Reproduce every entry below exactly, minus the pictures.

BEGIN Dataset records

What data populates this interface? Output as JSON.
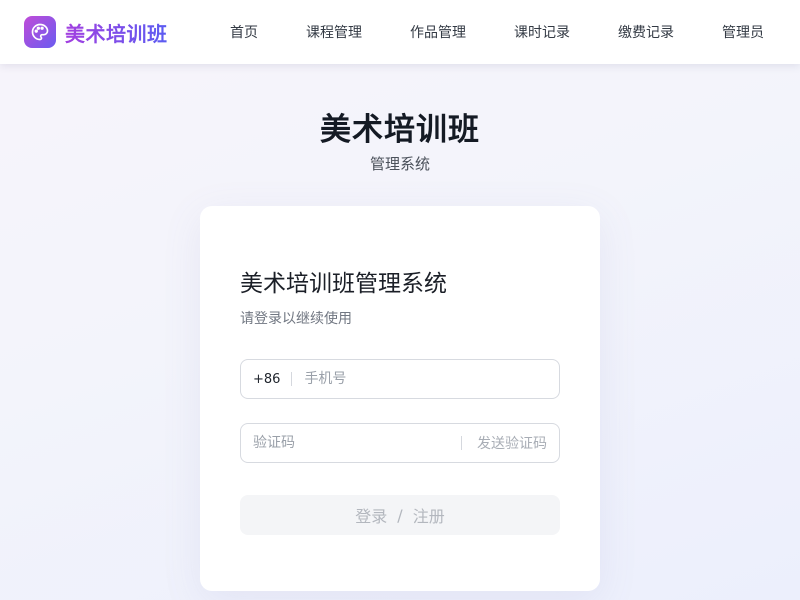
{
  "navbar": {
    "brand_icon": "palette-icon",
    "brand_name": "美术培训班",
    "items": [
      {
        "label": "首页"
      },
      {
        "label": "课程管理"
      },
      {
        "label": "作品管理"
      },
      {
        "label": "课时记录"
      },
      {
        "label": "缴费记录"
      },
      {
        "label": "管理员"
      }
    ]
  },
  "hero": {
    "title": "美术培训班",
    "subtitle": "管理系统"
  },
  "login_card": {
    "title": "美术培训班管理系统",
    "subtitle": "请登录以继续使用",
    "phone": {
      "country_code": "+86",
      "value": "",
      "placeholder": "手机号"
    },
    "code": {
      "value": "",
      "placeholder": "验证码",
      "send_label": "发送验证码"
    },
    "submit": {
      "login_label": "登录",
      "separator": "/",
      "register_label": "注册"
    }
  },
  "colors": {
    "brand_gradient_start": "#c04bd8",
    "brand_gradient_end": "#6a5cf0",
    "page_background": "#f3f4fb",
    "disabled_button_bg": "#f4f5f7",
    "disabled_button_text": "#b3b7be"
  }
}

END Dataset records

• Exercise output:
What data populates this interface? Output as JSON.
{
  "navbar": {
    "brand_icon": "palette-icon",
    "brand_name": "美术培训班",
    "items": [
      {
        "label": "首页"
      },
      {
        "label": "课程管理"
      },
      {
        "label": "作品管理"
      },
      {
        "label": "课时记录"
      },
      {
        "label": "缴费记录"
      },
      {
        "label": "管理员"
      }
    ]
  },
  "hero": {
    "title": "美术培训班",
    "subtitle": "管理系统"
  },
  "login_card": {
    "title": "美术培训班管理系统",
    "subtitle": "请登录以继续使用",
    "phone": {
      "country_code": "+86",
      "value": "",
      "placeholder": "手机号"
    },
    "code": {
      "value": "",
      "placeholder": "验证码",
      "send_label": "发送验证码"
    },
    "submit": {
      "login_label": "登录",
      "separator": "/",
      "register_label": "注册"
    }
  },
  "colors": {
    "brand_gradient_start": "#c04bd8",
    "brand_gradient_end": "#6a5cf0",
    "page_background": "#f3f4fb",
    "disabled_button_bg": "#f4f5f7",
    "disabled_button_text": "#b3b7be"
  }
}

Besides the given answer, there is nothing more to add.